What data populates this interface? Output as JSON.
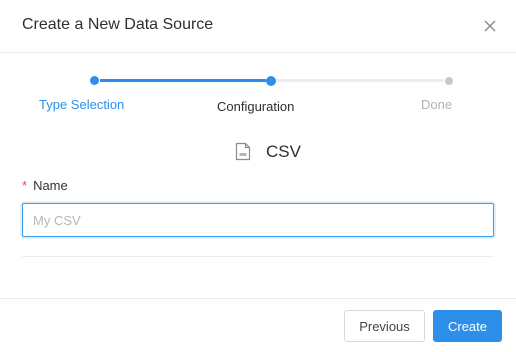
{
  "dialog": {
    "title": "Create a New Data Source",
    "close_icon": "close-icon"
  },
  "steps": [
    {
      "label": "Type Selection",
      "state": "done"
    },
    {
      "label": "Configuration",
      "state": "active"
    },
    {
      "label": "Done",
      "state": "pending"
    }
  ],
  "colors": {
    "accent": "#2d8fea",
    "step_done_label": "#2d8fea",
    "step_pending": "#c8c8c8",
    "required": "#e5484d"
  },
  "type": {
    "icon": "file-icon",
    "name": "CSV"
  },
  "form": {
    "name_required_mark": "*",
    "name_label": "Name",
    "name_value": "",
    "name_placeholder": "My CSV"
  },
  "footer": {
    "previous_label": "Previous",
    "create_label": "Create"
  }
}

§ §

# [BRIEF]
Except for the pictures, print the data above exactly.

# [YOUR RESPONSE]
What data populates this interface? Output as JSON.
{
  "dialog": {
    "title": "Create a New Data Source",
    "close_icon": "close-icon"
  },
  "steps": [
    {
      "label": "Type Selection",
      "state": "done"
    },
    {
      "label": "Configuration",
      "state": "active"
    },
    {
      "label": "Done",
      "state": "pending"
    }
  ],
  "colors": {
    "accent": "#2d8fea",
    "step_done_label": "#2d8fea",
    "step_pending": "#c8c8c8",
    "required": "#e5484d"
  },
  "type": {
    "icon": "file-icon",
    "name": "CSV"
  },
  "form": {
    "name_required_mark": "*",
    "name_label": "Name",
    "name_value": "",
    "name_placeholder": "My CSV"
  },
  "footer": {
    "previous_label": "Previous",
    "create_label": "Create"
  }
}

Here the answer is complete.